I agree. India is important as a quickly developing economy, but so are many others. Mark ok7 (talk) 01:40, 8 January 2009 (UTC) No, you can't delete this because the concept use about indian corporate governance are sound and ethical. —Preceding unsigned comment added by 220.127.116.11 (talk) 12:14, 18 May 2009 (UTC) The Corporate Sector in India faces challenges in their functioning as corruption and bribery are the order of the day here. However, the Indian corporate sector is now on the way to following ethics and compliance. The reference to India should not be deleted. ————
I think the Definition needs more work. Certainly other authorities on the subject need to be quoted such as Schleifer & Vishny, Cadbury, Denis & McConnell and so forth. As a consideration, in a search of Google Scholar I cannot find any papers or peer reviewed articles on Corporate Governance by Gabrielle O'Donovan, so I'm not convinced of her credentials in the area. At least there should be more input from other sources.
As a general comment, I think contributes should be more rounded and contribute a wider view rather than just quoting one source.
What do you think?
- I agree, Mark. I like a definition by Oliver Hart, because it is very precise and theoretical, unlike many definitions out there. Is this one, Hart (1995, p. 678):
Corporate governance issues arise in an organization whenever two conditions are present. First there is an agency problem, or conflict of interest, involving members of the organization -these might be owners, managers, workers or consumers. Second, transaction costs are such that this agency problem cannot be dealt with through a contract.
--Forich (talk) 01:45, 2 April 2009 (UTC) Might want to look at the definitions I have on one of my pages. See http://corpgov.net/?page_id=3573 — Preceding unsigned comment added by Corpgov (talk • contribs) 14:56, 2 April 2011 (UTC)
I also agree that the definition still needs more work. Citing the Cadbury code is far too narrow and too UK-centric. Most other countries in the world face completely different corporate governance issues than the UK (and the USA) and hence the emphasis on processes is *not* appropriate or to the very least far too narrow. --18.104.22.168 (talk) 12:40, 24 February 2012 (UTC)
Definition and structure of article
Overall, the definition and view of corporate governance (see in particular first paragraph) are still too Anglo-centric. I have tried to improve the article, but then my changes keep on being undone by others. Also the list of references is biased in a similar way. More importantly, the first paragraph fails to state the AIM of corporate governance:
Corporate governance is "the system by which companies are directed and controlled". It involves regulatory and market mechanisms, and the roles and relationships between a company’s management, its board, its shareholders and other stakeholders, and the goals for which the corporation is governed. Lately, corporate governance has been comprehensively defined as "a system of law and sound approaches by which corporations are directed and controlled focusing on the internal and external corporate structures with the intention of monitoring the actions of management and directors and thereby mitigating agency risks stemming from the devious deeds of these corporate officers"

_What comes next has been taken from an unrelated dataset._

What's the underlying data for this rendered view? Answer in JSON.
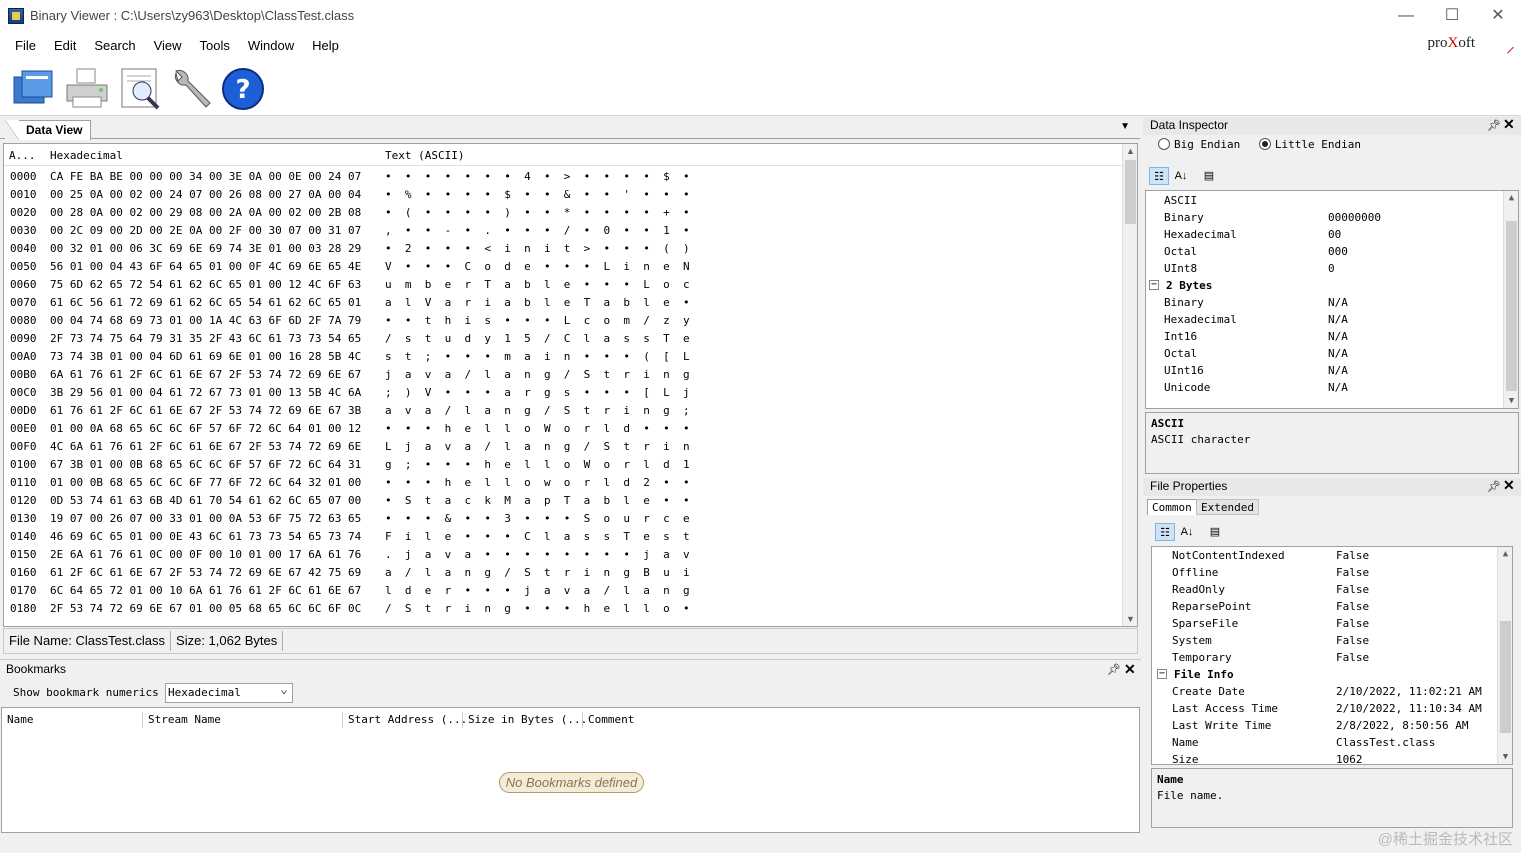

There is talk about systems and processes, but what is supposed to be the AIM of corporate governance?